* _HOW TO COMPLETE THIS TASK_: Pull every line containing "Viewer" from the data.

Records from a dataset
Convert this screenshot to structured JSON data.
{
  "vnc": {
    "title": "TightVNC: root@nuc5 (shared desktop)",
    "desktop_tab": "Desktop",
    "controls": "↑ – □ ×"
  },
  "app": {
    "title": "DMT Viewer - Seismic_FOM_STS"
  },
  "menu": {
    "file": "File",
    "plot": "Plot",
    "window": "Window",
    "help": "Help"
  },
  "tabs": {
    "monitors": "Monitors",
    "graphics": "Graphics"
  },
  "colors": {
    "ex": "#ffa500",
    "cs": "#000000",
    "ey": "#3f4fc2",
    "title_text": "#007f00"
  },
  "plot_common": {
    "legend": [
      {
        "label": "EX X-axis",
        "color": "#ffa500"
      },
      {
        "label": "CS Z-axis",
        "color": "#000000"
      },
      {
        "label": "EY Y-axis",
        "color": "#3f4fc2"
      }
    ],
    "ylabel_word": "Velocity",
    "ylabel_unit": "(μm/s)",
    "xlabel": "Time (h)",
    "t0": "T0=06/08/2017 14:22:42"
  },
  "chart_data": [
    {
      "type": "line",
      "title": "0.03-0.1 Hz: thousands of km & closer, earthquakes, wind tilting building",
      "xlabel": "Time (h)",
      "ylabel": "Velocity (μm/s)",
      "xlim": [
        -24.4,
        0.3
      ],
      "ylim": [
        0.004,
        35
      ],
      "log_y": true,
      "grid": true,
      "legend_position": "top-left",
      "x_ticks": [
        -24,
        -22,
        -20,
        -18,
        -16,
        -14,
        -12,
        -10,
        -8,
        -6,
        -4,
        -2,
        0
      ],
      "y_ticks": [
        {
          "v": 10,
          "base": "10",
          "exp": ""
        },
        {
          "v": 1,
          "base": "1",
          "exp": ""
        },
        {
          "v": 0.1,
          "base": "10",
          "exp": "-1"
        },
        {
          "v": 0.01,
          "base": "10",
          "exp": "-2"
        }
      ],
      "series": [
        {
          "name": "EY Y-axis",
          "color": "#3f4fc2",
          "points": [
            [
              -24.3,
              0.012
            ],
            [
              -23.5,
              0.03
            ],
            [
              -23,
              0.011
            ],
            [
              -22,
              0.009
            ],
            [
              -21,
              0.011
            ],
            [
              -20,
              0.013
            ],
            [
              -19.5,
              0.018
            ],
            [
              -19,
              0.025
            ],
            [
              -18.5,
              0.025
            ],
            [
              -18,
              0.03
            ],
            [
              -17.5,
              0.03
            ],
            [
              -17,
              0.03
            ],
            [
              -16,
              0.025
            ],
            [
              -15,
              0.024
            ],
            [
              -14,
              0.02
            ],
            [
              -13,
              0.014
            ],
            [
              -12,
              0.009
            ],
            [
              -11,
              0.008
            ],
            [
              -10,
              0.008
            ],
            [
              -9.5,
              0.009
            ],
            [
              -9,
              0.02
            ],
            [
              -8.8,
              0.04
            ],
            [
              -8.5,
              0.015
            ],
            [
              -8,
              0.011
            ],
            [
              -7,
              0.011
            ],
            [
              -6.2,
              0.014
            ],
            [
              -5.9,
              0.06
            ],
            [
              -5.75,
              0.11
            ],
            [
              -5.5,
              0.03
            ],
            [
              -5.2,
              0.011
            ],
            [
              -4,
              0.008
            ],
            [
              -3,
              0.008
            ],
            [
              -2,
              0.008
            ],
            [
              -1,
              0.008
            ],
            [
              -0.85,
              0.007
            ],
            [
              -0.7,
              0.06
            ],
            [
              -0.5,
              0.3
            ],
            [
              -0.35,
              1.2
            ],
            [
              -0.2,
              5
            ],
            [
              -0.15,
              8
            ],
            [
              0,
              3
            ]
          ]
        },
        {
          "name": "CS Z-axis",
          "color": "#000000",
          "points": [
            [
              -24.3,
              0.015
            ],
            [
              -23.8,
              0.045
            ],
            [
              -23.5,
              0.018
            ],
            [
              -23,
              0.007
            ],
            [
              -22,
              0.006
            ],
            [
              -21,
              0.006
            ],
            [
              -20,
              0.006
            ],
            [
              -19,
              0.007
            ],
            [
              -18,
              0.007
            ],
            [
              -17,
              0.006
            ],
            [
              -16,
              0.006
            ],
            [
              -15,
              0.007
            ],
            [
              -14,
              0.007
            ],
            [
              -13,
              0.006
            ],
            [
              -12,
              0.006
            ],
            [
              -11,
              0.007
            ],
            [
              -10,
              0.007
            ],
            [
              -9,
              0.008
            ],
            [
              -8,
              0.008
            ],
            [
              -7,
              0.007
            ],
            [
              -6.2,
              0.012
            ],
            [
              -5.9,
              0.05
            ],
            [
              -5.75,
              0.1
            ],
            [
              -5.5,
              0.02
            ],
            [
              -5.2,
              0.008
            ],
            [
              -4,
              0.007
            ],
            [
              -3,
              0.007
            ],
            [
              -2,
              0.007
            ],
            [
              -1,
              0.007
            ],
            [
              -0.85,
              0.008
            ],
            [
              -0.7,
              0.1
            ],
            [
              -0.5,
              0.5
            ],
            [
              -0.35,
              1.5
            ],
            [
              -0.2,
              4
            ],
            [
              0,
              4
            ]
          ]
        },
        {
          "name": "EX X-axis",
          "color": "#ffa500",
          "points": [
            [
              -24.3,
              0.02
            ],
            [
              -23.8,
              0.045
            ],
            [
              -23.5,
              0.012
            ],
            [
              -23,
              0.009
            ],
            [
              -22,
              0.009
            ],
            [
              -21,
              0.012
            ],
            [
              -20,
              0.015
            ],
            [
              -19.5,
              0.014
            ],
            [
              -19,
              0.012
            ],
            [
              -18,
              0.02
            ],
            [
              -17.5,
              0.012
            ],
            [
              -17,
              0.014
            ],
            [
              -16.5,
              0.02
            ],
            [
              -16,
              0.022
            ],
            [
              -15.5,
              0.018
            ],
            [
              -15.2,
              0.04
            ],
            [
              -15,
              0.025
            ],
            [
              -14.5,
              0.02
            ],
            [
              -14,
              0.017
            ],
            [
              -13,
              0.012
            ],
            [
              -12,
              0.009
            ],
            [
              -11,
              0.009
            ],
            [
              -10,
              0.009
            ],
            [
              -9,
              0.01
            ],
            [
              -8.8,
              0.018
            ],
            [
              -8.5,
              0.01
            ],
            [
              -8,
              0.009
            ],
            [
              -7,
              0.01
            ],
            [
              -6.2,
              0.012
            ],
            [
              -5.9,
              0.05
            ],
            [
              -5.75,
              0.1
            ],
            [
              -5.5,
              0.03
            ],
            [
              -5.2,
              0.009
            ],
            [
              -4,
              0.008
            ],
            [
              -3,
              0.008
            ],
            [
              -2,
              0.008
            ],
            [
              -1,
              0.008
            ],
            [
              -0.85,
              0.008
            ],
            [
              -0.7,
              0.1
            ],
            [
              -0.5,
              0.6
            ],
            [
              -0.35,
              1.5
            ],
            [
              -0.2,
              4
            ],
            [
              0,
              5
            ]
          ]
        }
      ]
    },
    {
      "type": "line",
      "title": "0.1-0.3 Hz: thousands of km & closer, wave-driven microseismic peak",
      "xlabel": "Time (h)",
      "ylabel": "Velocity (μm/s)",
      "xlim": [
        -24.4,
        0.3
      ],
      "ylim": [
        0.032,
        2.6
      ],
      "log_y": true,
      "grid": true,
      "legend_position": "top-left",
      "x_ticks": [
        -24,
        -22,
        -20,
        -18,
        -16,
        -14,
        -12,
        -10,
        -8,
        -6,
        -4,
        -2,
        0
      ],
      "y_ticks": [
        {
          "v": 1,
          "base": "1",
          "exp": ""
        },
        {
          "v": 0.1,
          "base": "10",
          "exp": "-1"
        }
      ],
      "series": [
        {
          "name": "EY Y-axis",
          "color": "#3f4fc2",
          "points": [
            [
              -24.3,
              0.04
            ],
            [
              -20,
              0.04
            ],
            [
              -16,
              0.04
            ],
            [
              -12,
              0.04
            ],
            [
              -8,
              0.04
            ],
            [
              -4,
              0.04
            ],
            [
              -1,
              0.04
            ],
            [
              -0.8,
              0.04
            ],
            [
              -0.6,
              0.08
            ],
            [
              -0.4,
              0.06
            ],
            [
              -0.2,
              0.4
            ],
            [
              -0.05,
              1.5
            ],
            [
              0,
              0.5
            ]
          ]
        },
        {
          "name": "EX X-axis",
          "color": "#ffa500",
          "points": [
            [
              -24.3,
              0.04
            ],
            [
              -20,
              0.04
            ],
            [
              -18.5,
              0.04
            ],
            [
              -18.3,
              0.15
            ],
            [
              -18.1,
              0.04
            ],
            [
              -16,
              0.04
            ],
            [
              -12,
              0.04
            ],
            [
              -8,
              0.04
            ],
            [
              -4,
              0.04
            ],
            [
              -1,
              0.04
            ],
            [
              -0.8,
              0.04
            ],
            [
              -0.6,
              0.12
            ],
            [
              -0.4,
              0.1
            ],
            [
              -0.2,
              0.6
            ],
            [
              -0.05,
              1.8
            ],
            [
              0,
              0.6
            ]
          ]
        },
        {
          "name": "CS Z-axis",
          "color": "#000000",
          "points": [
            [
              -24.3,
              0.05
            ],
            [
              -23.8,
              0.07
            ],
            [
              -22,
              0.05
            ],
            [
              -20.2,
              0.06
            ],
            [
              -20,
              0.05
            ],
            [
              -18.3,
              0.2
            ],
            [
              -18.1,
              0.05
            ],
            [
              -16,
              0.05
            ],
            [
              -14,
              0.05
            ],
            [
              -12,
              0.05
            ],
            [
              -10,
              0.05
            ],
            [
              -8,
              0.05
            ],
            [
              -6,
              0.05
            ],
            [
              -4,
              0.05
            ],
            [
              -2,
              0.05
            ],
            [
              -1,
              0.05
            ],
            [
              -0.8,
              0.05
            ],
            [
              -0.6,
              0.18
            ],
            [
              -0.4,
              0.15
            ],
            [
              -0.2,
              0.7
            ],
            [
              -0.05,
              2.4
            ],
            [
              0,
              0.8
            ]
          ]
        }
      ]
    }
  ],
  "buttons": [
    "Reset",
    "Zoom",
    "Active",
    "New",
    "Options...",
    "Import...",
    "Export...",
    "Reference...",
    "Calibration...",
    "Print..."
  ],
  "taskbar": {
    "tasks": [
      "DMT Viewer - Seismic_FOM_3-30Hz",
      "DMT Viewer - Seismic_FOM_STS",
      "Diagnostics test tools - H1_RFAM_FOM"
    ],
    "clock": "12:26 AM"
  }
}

* _RESULT FOR THIS TASK_:
    "title": "DMT Viewer - Seismic_FOM_STS"
      "DMT Viewer - Seismic_FOM_3-30Hz",
      "DMT Viewer - Seismic_FOM_STS",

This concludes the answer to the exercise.